In the high-tech industry where product launches and technological improvements are released at warp speed, one has to keep-up and be relevant at all time. This is a key component to contributing to the organization’s bottom line, the well-being of the company and maybe, ensuring job security…
The recent layoffs by large high-tech companies have shambled the status quo that being an FTE (Full Time Employee with benefits) of a corporation was a safe heaven. It is not and was never. I personally have debated many times the dilemma of FTE versus Contractor with candidates. Ninety percent of job-seekers believed being an FTE of a corporation was a safe heaven and did not consider or even evaluate the alternative of being a contractor through a service provider.
Corporations will not hire contractors directly as the liability is too high and past lawsuits have discouraged them from seeking direct contractual relationships with talents. Most large organizations work with Managed Service providers to source their contingent workforce demanding business liability insurance of $10 million and many other stringent requirements in order to be included in their procurement system.
The difference between these two types of position is small: a Full Time Employee of a corporation is salaried, receives benefits, and most time equity. A contingent worker who renders services to the corporation as a contractor, is in fact a Full Time Employee of the service provider and is salaried and receives benefits too (except equity).
Therefore, the difference is the equity FTEs gain as a direct hire of a corporation. However, it comes at a price: the cost of a Full Time Employee is huge. The added benefits are fixed expenses that directly affect the bottom line and when time comes to tighten the belt, FTEs are generally the first ones to go. Do not get fooled: FTE is no guarantee you will have a lifetime job anywhere.
There is also a 3rd option, should candidates believe it is in their best interest: to render services as a 1099 Independent Contractors operating under their own sole-proprietorship or business entity. Usually, these talents work for smaller enterprises or start-ups as big corporations shy away from the liability mentioned above. In this case, there are no benefits. I do find that when a spouse/partner covers benefits, the worker opts for this option to benefit from tax deductions.

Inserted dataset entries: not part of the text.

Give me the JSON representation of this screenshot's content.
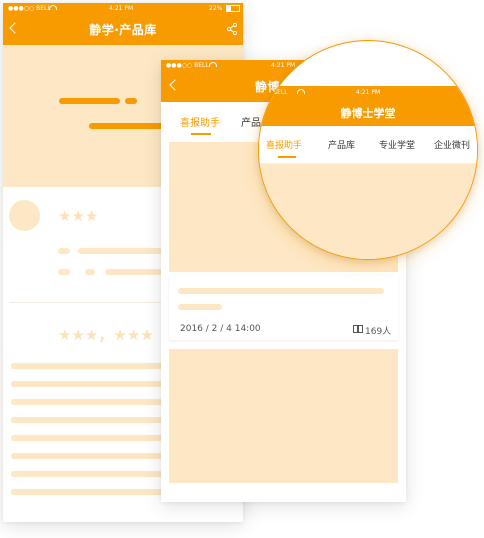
{
  "back_phone": {
    "status": {
      "carrier": "●●●○○ BELL",
      "time": "4:21 PM",
      "battery": "22%"
    },
    "title": "静学·产品库",
    "rating_placeholder": "★★★",
    "review_placeholder": "★★★，★★★"
  },
  "front_phone": {
    "status": {
      "carrier": "●●●○○ BELL",
      "time": "4:21 PM"
    },
    "title": "静博",
    "tabs": [
      "喜报助手",
      "产品"
    ],
    "card": {
      "date": "2016 / 2 / 4  14:00",
      "views": "169人"
    }
  },
  "zoom": {
    "status": {
      "carrier": "BELL",
      "time": "4:21 PM"
    },
    "title": "静博士学堂",
    "tabs": [
      "喜报助手",
      "产品库",
      "专业学堂",
      "企业微刊"
    ],
    "active_tab": 0
  },
  "colors": {
    "accent": "#f89b00",
    "placeholder": "#fde7c4"
  },
  "icons": [
    "back-icon",
    "share-icon",
    "wifi-icon",
    "battery-icon",
    "book-icon"
  ]
}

The contingent workforce model allows a company to operate within known parameters such as budget, timeline, and specific deliverables. It lends itself to scaling up or down based on company initiatives and business drivers. It takes the “sweat” out of the planning and execution of projects. Freelancers contributed to $1.35 trillion to the US economy in annual earnings in 2022 up $50 billion from 2021.
Why do corporations hire contractors?
- Instant scalability with premium talents with low overhead
- Access to individuals with proven results, often leaders in their fields without worrying about the longer-term costs by the way of benefits
- No time/cost spent in hiring: screening, interviewing, onboarding, training
- If a company want to be inclusive, innovative, and agile, a flex talent strategy is a huge differentiator.
- Tremendous accountability from contractors as the Managed Services business model relies on performance for compensation which is not always the case with FTEs.
Why do you want to work as a contractor?
- Option to take multiple contract roles as needed and make more money than your FTE counterparts
- Diversify by working for more than one company and therefore, riding the wave better than FTEs do in time of downturn economy
- Learn new things and accelerate skill development at a much faster rate than FTEs by being exposed to different industries and departments.
- Higher flexibility with time and location of work as contractors are paid based on deliverables and performance. Note: some contractors do bill hourly.
- When working with a managed services provider, contractors are W2 employees and get full benefits.
- They have a wide variety of work and the freedom to choose.
After talking to many of my counterparts in the high-tech industry, the pulse is that large corporations will start to slowly re-hire the second half of 2023 to execute on their 2023 business initiatives. Small to medium companies will continue their steady but controlled hiring throughout the year and we see companies leaning towards hiring a contingent workforce rather than FTEs.
To close on the question of job security, there is no guarantee regardless of the type of work contract you have. What you do and your contribution to the company’s goal is what matters: being relevant.